Ed: Okay, thanks. That sounds easy.
教育片段：T: What did your mum do yesterday, Wang Lin?
S: My mum buyed the dress for me.
T: Oh, that is nice, your mum bought it for you, did she?
T: Where did she buy it?
S: She buyed it in town.
T: Oh, she bought it in town for you. Well, it is very nice.
1. Students can know/understand/grasp/remember/ (the meaning of) the new words and expressions/ (long) sentence patterns such as…
2. Students can grasp the general idea/the background/the topic of the whole passage /writing /the listening materials…
1. Students will learn to read the passage/get the detailed information by skimming and scanning/extensive and intensive listening.

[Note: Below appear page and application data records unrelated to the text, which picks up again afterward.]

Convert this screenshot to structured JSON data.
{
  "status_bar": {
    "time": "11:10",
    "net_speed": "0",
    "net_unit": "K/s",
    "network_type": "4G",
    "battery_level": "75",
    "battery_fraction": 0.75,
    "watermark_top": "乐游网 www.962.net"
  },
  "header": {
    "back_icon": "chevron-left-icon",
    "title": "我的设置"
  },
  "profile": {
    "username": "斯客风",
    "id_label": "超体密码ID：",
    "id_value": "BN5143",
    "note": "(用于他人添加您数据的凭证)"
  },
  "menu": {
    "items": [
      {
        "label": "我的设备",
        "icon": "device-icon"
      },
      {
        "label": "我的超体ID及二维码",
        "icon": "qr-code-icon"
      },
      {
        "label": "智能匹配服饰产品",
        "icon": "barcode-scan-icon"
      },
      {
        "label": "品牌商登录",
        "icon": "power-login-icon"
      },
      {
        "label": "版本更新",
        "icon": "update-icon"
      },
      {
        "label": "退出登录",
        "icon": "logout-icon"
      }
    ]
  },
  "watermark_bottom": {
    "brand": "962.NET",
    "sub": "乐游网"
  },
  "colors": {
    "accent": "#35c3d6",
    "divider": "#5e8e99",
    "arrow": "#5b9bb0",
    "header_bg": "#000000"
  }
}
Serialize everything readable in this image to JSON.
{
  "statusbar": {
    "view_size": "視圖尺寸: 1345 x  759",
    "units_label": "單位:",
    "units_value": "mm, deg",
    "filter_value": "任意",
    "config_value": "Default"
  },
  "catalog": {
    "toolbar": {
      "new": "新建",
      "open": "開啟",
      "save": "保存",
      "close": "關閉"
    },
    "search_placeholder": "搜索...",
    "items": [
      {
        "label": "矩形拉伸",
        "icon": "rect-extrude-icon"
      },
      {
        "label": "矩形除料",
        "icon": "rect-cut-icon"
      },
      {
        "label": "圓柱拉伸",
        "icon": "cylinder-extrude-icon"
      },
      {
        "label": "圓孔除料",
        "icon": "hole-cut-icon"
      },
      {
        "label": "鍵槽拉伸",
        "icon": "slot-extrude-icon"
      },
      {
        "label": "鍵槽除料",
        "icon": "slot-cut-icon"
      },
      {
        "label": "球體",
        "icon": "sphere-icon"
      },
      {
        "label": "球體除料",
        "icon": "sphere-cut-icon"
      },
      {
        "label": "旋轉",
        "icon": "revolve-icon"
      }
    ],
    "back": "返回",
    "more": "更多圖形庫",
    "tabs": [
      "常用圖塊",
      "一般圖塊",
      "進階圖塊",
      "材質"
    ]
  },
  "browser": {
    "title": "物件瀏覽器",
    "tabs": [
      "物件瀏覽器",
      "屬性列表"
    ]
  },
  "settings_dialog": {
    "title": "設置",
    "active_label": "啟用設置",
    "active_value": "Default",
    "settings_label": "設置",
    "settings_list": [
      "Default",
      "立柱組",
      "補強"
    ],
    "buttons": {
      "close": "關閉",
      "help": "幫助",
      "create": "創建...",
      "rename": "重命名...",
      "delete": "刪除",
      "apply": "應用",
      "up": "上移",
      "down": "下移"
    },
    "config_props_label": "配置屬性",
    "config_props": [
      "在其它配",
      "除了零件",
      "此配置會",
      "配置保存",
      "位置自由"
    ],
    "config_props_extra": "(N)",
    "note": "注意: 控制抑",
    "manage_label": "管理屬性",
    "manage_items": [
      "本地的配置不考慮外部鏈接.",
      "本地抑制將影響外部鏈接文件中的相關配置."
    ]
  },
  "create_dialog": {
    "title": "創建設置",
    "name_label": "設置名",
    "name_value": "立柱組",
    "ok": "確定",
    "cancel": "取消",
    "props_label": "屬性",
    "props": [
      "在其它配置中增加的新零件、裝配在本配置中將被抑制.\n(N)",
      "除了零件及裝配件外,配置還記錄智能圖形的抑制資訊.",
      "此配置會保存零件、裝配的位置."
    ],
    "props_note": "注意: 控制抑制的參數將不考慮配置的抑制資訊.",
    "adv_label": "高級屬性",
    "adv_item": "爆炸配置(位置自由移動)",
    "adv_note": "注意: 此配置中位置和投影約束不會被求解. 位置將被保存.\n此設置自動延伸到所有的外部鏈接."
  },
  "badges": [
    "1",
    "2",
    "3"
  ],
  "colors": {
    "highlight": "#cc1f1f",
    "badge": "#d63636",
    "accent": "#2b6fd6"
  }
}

2. Students can use the words correctly/apply the words such as… in a correct way.
1. Students can develop their interest in learning English.
2. Students can develop consciousness of…
Teaching Key Points:
1. Students will master the usage of the new words…
2. Students will comprehend/understand/grasp the target expressions about greeting /invitation
Teaching Difficult Points:
1. Students can express their opinion about…
2. Students can read for the general idea through fast reading and specific information through detailed reading.
Communicative approach, Task-Based language teaching approach
Step 1 Lead-in
1. Video/Picture: after greeting, show/present students a short video/ picture, ask them what’s in the picture/what they can see from the picture/video/what’s the video/picture about/what’s your feeling after watching it (video)…
2. Daily life: after greeting, have a free talk about the topic and guess today’s topic
Step 2 Pre-learning/presentation
1. Look at the title/the words shown on the screen /pictures to guess/predict the content of the passage/listening material or other questions…
2. Draw/show pictures or do actions to present the new words/phrases and teach them (pronunciation, meaning) by games (high and low voice, finger show, which is missing)
Step 3 While-learning/practice
1. Require students to read/listen to the material for the first time, pay attention to the skills (scanning, skimming) and answer some easy questions/finish simple tasks; read/listen carefully for the second time and let students answer detailed information or specific tasks (fill in the blanks/table, true or false, complete the mind-mapping, etc.) then present the key sentence patterns if any.
2. Play games to practice the words/sentences/pronunciation (finger show, hot potato, bomb game, finding home, find and say, making up a chant, brainstorming…)
Step 4 Post-learning/production
1. According to the given topic, divide students into two parts and illustrate/debate their opinions/ideas/suggestions separately. At last, the teacher gives the conclusion.
2. Retell this article use their own words according to the key words
Step 5 Summary & Homework
Teacher and students summarize together.
Ask students to surf on the Internet to find more information about…
重视 @课观教师 不走失，考证路上有人助！
许多非师范的小伙伴在报考教师资历证的时分会有一个忧虑：“考了教师资历证如同也没什么用”。 为什么会这样说呢？ […]